*** Begin section ***

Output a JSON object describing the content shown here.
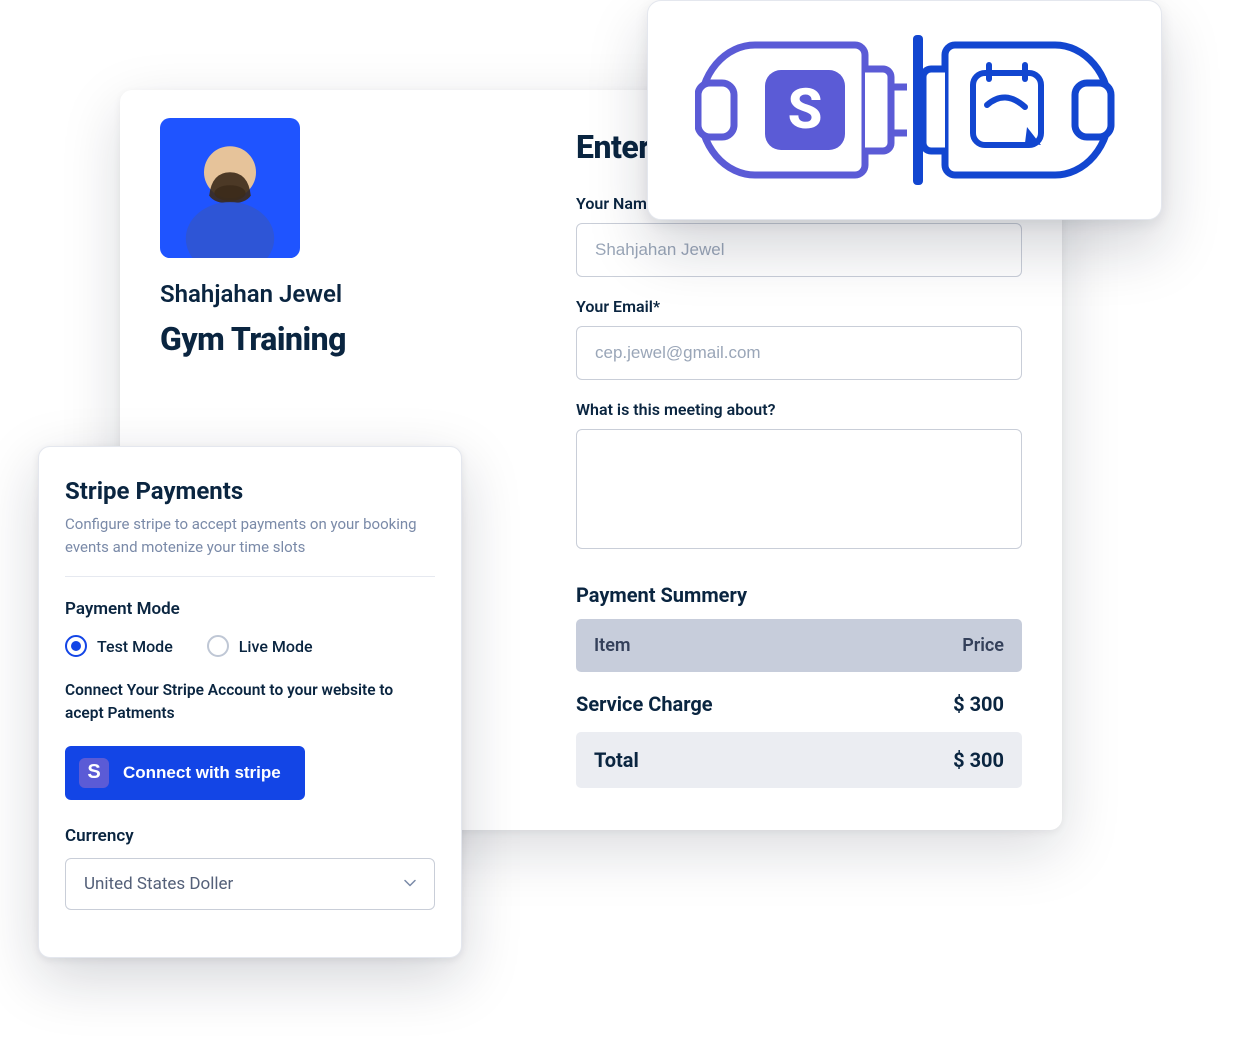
{
  "profile": {
    "name": "Shahjahan Jewel",
    "title": "Gym Training"
  },
  "form": {
    "heading": "Enter Details",
    "name": {
      "label": "Your Name*",
      "placeholder": "Shahjahan Jewel"
    },
    "email": {
      "label": "Your Email*",
      "placeholder": "cep.jewel@gmail.com"
    },
    "message": {
      "label": "What is this meeting about?"
    }
  },
  "summary": {
    "title": "Payment Summery",
    "col_item": "Item",
    "col_price": "Price",
    "line_label": "Service Charge",
    "line_price": "$ 300",
    "total_label": "Total",
    "total_price": "$ 300"
  },
  "stripe": {
    "title": "Stripe Payments",
    "desc": "Configure stripe to accept payments on your booking events and motenize your time slots",
    "mode_label": "Payment Mode",
    "test_label": "Test Mode",
    "live_label": "Live Mode",
    "selected_mode": "test",
    "connect_text": "Connect Your Stripe Account to your website to acept Patments",
    "connect_btn": "Connect with stripe",
    "currency_label": "Currency",
    "currency_value": "United States Doller"
  },
  "colors": {
    "accent": "#1345e6",
    "stripe": "#5b5bd6",
    "navy": "#0a2540"
  }
}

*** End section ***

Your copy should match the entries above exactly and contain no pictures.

__Result of the task__:
Output a JSON object describing the content shown here.
{
  "profile": {
    "name": "Shahjahan Jewel",
    "title": "Gym Training"
  },
  "form": {
    "heading": "Enter Details",
    "name": {
      "label": "Your Name*",
      "placeholder": "Shahjahan Jewel"
    },
    "email": {
      "label": "Your Email*",
      "placeholder": "cep.jewel@gmail.com"
    },
    "message": {
      "label": "What is this meeting about?"
    }
  },
  "summary": {
    "title": "Payment Summery",
    "col_item": "Item",
    "col_price": "Price",
    "line_label": "Service Charge",
    "line_price": "$ 300",
    "total_label": "Total",
    "total_price": "$ 300"
  },
  "stripe": {
    "title": "Stripe Payments",
    "desc": "Configure stripe to accept payments on your booking events and motenize your time slots",
    "mode_label": "Payment Mode",
    "test_label": "Test Mode",
    "live_label": "Live Mode",
    "selected_mode": "test",
    "connect_text": "Connect Your Stripe Account to your website to acept Patments",
    "connect_btn": "Connect with stripe",
    "currency_label": "Currency",
    "currency_value": "United States Doller"
  },
  "colors": {
    "accent": "#1345e6",
    "stripe": "#5b5bd6",
    "navy": "#0a2540"
  }
}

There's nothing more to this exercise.